In a unanimous vote last week, the Accreditation Council for CME Board of Directors voiced its approval for the new revision of the Standards for Commercial Support (available at www.accme.org).
For CME professionals who found the initial revision, released in January 2003, difficult to understand and worried that it would be impossible to enforce, these new Standards should come as a relief. Gone are the five pages of themes, elements, and numerous footnotes. Instead, the new, two-page document comprises six Standards, each with several points clearly delineated.
The CME community’s major concern regarding the initial draft was the stipulation precluding doctors from teaching if they had a conflict of interest. There is no such stipulation in the new version.

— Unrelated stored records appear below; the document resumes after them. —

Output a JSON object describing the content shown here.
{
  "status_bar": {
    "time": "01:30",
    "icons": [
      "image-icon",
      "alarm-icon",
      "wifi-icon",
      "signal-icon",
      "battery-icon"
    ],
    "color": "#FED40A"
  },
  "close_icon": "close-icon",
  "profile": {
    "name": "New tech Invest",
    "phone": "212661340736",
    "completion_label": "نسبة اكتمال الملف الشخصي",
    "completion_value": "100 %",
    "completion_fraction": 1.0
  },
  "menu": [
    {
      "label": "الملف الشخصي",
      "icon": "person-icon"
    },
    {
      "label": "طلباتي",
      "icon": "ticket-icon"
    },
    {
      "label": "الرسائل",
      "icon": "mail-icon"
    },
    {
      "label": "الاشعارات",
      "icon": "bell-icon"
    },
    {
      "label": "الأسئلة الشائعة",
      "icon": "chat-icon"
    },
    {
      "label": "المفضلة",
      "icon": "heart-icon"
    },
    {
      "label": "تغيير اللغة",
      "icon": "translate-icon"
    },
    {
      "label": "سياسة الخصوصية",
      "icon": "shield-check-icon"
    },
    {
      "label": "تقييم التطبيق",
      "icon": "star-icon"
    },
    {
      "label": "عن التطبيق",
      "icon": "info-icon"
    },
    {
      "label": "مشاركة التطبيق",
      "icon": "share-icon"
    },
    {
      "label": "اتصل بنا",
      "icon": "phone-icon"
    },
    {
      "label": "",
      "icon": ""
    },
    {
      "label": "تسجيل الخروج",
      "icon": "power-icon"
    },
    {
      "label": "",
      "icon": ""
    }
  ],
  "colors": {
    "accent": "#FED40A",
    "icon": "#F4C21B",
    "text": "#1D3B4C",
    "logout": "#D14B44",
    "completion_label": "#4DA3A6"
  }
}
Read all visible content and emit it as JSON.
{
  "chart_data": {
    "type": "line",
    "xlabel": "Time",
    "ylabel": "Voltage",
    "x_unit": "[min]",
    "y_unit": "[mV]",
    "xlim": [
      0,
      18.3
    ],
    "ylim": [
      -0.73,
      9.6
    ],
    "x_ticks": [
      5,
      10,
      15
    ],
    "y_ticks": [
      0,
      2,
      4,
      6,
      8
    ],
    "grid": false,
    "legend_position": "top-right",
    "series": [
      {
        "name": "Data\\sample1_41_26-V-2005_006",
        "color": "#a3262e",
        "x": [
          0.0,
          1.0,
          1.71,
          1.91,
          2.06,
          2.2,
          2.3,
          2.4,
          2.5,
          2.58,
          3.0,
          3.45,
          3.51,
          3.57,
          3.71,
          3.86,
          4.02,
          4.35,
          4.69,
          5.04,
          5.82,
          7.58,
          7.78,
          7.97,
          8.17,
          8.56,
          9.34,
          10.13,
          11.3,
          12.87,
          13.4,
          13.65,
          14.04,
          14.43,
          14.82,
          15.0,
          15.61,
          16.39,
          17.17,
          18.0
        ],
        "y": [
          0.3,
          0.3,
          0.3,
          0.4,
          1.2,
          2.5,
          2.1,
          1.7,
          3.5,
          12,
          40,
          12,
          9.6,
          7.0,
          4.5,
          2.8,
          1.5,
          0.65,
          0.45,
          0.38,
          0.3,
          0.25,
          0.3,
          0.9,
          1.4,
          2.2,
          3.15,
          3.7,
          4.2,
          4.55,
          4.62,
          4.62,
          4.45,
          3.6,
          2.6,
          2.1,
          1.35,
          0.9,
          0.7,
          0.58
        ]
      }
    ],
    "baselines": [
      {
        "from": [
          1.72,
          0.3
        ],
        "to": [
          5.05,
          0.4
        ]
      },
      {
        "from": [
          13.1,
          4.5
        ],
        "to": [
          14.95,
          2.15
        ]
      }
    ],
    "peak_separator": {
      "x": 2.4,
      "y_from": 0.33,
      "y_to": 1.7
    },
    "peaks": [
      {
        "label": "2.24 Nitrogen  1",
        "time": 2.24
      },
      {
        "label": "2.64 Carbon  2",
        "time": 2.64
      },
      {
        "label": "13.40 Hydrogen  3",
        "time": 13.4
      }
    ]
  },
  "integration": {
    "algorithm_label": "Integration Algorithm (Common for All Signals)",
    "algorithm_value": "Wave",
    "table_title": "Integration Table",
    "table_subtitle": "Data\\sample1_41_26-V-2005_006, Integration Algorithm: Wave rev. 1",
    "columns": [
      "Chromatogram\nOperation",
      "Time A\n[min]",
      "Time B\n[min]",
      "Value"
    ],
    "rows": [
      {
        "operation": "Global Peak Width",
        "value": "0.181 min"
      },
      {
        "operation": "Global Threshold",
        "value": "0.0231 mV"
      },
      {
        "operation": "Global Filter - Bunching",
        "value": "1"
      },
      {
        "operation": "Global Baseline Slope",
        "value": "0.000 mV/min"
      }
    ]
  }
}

Under Standard 2: Resolution of Personal Conflicts of Interest, thesays that everyone who is in a position to control CME content must disclose all relevant financial relationships with any commercial interest. Anyone who refuses to disclose cannot have control of CME activities, and will be disqualified from being a planning committee member, a teacher, or an author.
This is a major change from the current Standards, where a refusal to disclose did not preclude people from planning CME activities or teaching them. However, "The Accreditation Review Committee and the Council have always said that if the majority of [your teachers] are refusing to disclose, you are out of compliance," explains Murray Kopelow, MD, chief executive, ACCME. "What is new is that CME providers have to make decisions and take actions on the basis of the conflict of interest information."
But what does conflict of interest mean? The ACCME is issuing its definition in a separate policy, which will say: Any financial relationship with a commercial interest that is relevant to the content is a conflict of interest, according to Kopelow. "There are no de minimis requirements," he says. "It’s not that $1,000 is fine, but $5,000 is too much." The reason the definition will be in a separate policy, rather than incorporated into the new Standards, is because "if it needs more clarification, or we need to change or modify it, we can do it more nimbly if it is outside of the Standards."
Managing Conflicts of Interest
Under Standard 2.3, CME providers must implement a mechanism to identify and resolve all conflicts of interest prior to the educational activity. But what procedures will satisfy the ACCME? "We are going to support [CME providers] with examples and explanations about the range [of acceptable methods]," says Kopelow. For instance, if a CME provider discovers that a speaker has a conflict of interest, the provider can choose a different speaker, or inform the speaker that he or she will not be allowed to make recommendations about specific drugs or treatments, but will just explain the physiology of the drugs. "It’s not as if [providers] have to pick one of those choices," says Kopelow. "Those are just examples of process. What they have to do is have a mechanism and the mechanism will be up to them."
The new Standards also include sections about managing relationships with commercial supporters, advertising and promotion, and preventing commercial bias in CME activities.
Now that the Board of Directors has approved the new Standards, they will be transmitted to the seven ACCME member organizations, which will have until the end of September to decide whether to approve the document. If they do approve it, CME providers will be expected to begin incorporating the changes immediately, says Kopelow. However, the ACCME will not begin making accreditation decisions about providers under the new Standards until November 2006, or beyond.
In forthcoming print issues of MM, we will offer more analysis and feedback on the new Standards. Let us know what you think. Contact Tamar Hosansky at (978)466-6358, or e-mail firstname.lastname@example.org